2020 has come to an end. We experienced losses and shut downs and also some incredible sightings out on the water. We wouldn’t be where we are today with out our wonderful team here at Discovery and with out all of you who have supported us and shown us so much love. Thank you from the bottom of our hearts for being a part of our journey and we look forward to what the ocean holds for us in 2021!
Each of our Naturalists have written a recap of their whale watching experiences of 2020 and at the end of their write ups there is a 2020 photo recap.
Photo Credit: Eric Austin Yee & Alfredo Chiappini
One of my favorite things about the natural world is it doesn’t pay attention to pop culture, and it doesn’t watch the news. Even with all the craziness going on in the human world throughout 2020, the whales and dolphins of Monterey Bay we still on point! Our year started with the southbound, then northbound Gray Whale migrations. We were all excited for April and May where we see the last Grays moving north, the mothers and their calves. This brings Orca, and the chance at seeing them hunt. Unfortunately, world politics reared its ugly head and we were shut down for the entirety of April and May. We returned in June, ready and excited to see the abundance of Humpback Whales Monterey Bay attracts. The summer season was good, but not great by our Monterey whale watchers standards (we’re spoilt!). Most of the baitfish schools were far outside the bay until later in the season (about mid August), which means we didn’t see as much feeding as we’re used. We still saw lots of humpbacks, but just not the same level of action we’ve seen in recent years. August, September, and then October were great months for calm water, and humpbacks. We saw lots of active and hungry whales doing all our favorites; lunge feeding, tail throwing, pec fin slapping, and breaching! The only downside to these months were the air conditions. It was either wildfire smoke, or unseasonably late fog, I feel we barely saw the sun these three months. November and December were full of great weather, and the tail end of our humpback season. Throughout the entire year we had lots of dolphin sightings, these include: Orca, Risso’s dolphins, Pacific white-sided dolphins, Northern right whale dolphins, Common dolphins, and Coastal bottlenose dolphins.
Surely, an oft beaten-to-death trope describes 2020 as “the worst year ever.” Political turmoil, government shutdowns, worldwide pandemic… But surely one thing is true. The world continues to turn. The whales come and go, as do the dolphin. The wind roars and the swells roam the seas, blissfully unaware of the tribulations that we silly humans continue to endure. By great fortune, Discovery Whale Watch and its stellar crew continue to survive. Great mammalian beasts attract an adventurous few from far and wide: our job security. Humpbacks breach and feast upon great shoals of anchovies. Pelicans circle overhead, occasionally bombing the surface for stragglers. As of this January, the Grey Whale migration is in full swing, offering reliable sightings and (again) the Earth continues to spin around the sun at tens of thousands of miles an hour. For we naked apes, 2020 has surely been a trying year, yet for the natural world, it is just another. Must we not joke to ourselves that the worst is over, nor has it even begun.
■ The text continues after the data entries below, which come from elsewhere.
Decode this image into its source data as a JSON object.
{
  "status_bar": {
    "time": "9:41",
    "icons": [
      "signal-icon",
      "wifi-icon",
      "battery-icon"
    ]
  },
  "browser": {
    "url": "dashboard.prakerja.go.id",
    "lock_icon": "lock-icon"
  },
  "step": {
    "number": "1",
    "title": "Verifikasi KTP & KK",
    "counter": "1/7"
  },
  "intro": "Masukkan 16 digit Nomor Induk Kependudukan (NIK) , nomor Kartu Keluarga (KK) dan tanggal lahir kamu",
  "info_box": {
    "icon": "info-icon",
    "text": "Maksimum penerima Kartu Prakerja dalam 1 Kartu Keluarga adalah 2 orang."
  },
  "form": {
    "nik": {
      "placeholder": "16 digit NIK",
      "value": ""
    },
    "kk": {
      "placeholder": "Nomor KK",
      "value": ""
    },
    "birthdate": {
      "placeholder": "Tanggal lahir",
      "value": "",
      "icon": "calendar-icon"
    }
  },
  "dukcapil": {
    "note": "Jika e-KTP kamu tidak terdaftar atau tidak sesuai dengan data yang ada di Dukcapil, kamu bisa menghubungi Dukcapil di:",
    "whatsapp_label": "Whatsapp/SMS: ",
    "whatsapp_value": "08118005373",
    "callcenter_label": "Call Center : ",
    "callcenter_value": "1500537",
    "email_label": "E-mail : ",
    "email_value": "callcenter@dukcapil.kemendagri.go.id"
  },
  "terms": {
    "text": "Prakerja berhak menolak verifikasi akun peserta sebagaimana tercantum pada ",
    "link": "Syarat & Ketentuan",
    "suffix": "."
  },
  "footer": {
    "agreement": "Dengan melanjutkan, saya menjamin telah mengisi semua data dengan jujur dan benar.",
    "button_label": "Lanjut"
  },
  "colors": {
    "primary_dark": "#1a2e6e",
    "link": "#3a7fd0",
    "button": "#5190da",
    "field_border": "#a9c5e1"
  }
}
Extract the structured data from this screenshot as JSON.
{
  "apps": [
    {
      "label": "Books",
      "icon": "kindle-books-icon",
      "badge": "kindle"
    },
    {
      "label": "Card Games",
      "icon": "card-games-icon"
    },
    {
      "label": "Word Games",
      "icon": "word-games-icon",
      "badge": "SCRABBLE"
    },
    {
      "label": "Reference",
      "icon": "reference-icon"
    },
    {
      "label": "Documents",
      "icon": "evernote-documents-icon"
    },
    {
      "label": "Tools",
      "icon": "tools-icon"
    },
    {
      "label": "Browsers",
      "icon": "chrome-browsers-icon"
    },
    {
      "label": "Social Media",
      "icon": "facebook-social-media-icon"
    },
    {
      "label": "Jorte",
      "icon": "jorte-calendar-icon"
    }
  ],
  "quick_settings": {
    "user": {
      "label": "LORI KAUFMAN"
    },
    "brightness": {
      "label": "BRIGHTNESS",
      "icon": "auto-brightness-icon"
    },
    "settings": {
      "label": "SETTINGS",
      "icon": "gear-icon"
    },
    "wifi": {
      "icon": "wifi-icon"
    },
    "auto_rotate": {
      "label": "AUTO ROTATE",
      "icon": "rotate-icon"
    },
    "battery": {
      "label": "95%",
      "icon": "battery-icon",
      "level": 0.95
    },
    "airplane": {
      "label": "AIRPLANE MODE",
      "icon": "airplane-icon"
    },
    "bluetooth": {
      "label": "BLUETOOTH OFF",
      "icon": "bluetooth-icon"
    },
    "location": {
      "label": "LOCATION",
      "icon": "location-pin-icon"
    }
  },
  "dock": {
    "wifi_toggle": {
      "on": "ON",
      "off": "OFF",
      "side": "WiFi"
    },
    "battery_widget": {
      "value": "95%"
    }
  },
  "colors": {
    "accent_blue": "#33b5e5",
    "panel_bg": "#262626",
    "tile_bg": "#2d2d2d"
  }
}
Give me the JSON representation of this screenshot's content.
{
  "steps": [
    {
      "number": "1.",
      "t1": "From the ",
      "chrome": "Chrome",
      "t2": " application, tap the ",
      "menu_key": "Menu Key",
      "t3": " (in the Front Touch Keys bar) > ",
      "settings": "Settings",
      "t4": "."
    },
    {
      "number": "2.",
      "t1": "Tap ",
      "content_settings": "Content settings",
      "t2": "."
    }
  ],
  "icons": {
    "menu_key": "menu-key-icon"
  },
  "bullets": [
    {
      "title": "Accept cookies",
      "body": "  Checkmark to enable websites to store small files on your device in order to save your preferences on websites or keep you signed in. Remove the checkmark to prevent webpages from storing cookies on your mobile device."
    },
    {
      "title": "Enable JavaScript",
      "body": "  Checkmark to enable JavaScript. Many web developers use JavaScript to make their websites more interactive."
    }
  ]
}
Worse times yet are sure to come, but so too shall the better ones. So long as good fortune allows, Discovery will continue to make its daily forays into Monterey Bay: the great equalizer, where all the complexities, hustle, and bustle of landlocked life fade away, if only for a few hours at a time. Daily doses of a greater world, with greater creatures than we indeed.
Eric Austin Yee:
We all know that 2020 was an odd year for us all but even with our hiatus due to shelter in place I had a great season! Even when we were forced out of the water I spent time along the coast getting a glimpse of whales and dolphins from shore. I was able to see humpback whales, gray whales, coastal bottlenose dolphins, Risso’s dolphins and orca from the shore. Seeing all this drove me crazy and I wanted to be on a boat immediately but by mid June we were allowed to take our guest back out on the water again!
Humpback whales were the highlight when we went back out on the water and one particular whale became a celebrity this year, Halo the humpback whale calf! This super active youngster appeared curious and friendly towards many whale watching boats in our area. The many close encounters with Halo led our guest great opportunities to see the fine details of a humpback whale. On one particular trip we actually got to look down Halo’s mouth!
Another creature that made this year special for me was the leatherback sea turtle! The population of leatherback sea turtles we see is very small, possibly under 2000 individuals. Just seeing one leatherback a season is a great and rare sighting but numerous ones were reported this season! We saw these turtles around the late summer and early fall, that’s when the sea is warmer and sea jellies plentiful. It was a great pleasure to show off these rare turtles to our guest and crew. It was even a few crew members first time seeing them so I had the pleasure of teaching them all about them!